Friday, December 12, 2014
Data from the Office for Civil Rights at the United States Department of Education show that from 2011 to 2012, black girls in public elementary and secondary schools nationwide were suspended at a rate of 12%, compared with a rate of just 2% for white girls, and more than girls of any other race or ethnicity
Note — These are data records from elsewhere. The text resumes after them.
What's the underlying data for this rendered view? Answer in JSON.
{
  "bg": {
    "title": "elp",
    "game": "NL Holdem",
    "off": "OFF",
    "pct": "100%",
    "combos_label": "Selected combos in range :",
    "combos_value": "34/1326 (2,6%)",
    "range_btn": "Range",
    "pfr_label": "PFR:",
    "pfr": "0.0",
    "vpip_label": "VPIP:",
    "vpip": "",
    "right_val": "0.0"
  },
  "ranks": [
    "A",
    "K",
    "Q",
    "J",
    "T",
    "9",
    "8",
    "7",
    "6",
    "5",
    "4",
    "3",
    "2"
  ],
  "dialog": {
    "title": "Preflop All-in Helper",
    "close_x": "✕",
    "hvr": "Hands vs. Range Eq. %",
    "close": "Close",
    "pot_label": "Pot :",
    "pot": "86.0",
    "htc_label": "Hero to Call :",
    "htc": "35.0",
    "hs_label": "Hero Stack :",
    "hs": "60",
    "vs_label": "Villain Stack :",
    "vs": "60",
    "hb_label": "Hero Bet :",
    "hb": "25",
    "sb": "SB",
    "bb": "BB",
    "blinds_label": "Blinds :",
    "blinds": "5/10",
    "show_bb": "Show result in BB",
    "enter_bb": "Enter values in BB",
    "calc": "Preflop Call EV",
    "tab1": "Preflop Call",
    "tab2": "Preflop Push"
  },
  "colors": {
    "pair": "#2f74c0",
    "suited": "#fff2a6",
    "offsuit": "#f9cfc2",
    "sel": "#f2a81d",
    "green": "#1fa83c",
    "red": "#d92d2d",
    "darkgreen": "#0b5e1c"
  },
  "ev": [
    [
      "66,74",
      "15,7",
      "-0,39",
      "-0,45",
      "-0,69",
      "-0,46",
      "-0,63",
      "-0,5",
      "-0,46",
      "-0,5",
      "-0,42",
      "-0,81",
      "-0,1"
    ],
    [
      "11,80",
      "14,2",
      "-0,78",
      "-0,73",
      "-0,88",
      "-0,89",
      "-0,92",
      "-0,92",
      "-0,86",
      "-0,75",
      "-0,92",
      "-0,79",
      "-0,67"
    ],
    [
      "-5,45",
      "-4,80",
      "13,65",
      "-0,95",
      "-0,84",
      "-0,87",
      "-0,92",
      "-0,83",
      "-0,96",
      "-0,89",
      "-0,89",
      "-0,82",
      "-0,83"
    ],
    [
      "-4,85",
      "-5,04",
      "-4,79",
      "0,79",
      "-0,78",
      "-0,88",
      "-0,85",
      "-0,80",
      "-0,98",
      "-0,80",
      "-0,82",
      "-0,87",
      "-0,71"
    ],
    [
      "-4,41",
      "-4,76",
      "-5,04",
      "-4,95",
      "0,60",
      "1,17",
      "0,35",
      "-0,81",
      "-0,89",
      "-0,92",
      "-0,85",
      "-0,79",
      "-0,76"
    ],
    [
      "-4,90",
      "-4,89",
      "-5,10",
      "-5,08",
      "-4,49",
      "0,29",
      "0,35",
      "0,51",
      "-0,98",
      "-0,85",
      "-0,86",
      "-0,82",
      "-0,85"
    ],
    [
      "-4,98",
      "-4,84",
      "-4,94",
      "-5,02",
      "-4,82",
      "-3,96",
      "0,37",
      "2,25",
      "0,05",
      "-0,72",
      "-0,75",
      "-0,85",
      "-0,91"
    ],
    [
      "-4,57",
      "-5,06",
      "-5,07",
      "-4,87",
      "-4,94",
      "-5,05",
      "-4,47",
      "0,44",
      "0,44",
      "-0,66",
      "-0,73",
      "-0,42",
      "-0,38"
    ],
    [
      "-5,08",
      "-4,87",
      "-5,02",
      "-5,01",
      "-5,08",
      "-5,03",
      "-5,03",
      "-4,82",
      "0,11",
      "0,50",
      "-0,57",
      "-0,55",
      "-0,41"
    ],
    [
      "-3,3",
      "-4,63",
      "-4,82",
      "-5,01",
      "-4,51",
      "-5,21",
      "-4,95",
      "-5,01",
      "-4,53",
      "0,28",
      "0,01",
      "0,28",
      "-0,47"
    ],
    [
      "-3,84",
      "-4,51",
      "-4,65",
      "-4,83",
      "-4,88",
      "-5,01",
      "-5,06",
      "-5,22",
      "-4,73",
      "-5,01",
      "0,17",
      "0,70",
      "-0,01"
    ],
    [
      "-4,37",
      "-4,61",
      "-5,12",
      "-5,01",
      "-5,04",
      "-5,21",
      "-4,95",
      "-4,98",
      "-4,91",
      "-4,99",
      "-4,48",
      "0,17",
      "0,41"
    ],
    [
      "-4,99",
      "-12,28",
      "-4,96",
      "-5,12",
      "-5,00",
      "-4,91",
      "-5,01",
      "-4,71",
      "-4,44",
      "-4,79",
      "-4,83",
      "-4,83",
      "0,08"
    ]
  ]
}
In Georgia, the ratio of black girls receiving suspensions in the same period compared with white girls was 5 to 1, and in Henry County, that ratio was 2.3 to 1, said J D Hardin, the spokesman for the county’s school district. And researchers say that within minority groups, darker-skinned girls are disciplined more harshly than light-skinned ones. An analysis by Villanova researchers of data from the National Longitudinal Surveys of Youth and the National Longitudinal Study of Adolescent Health indicated that black girls with the darkest skin tones were three times more likely to be suspended than black girls with the lightest skin.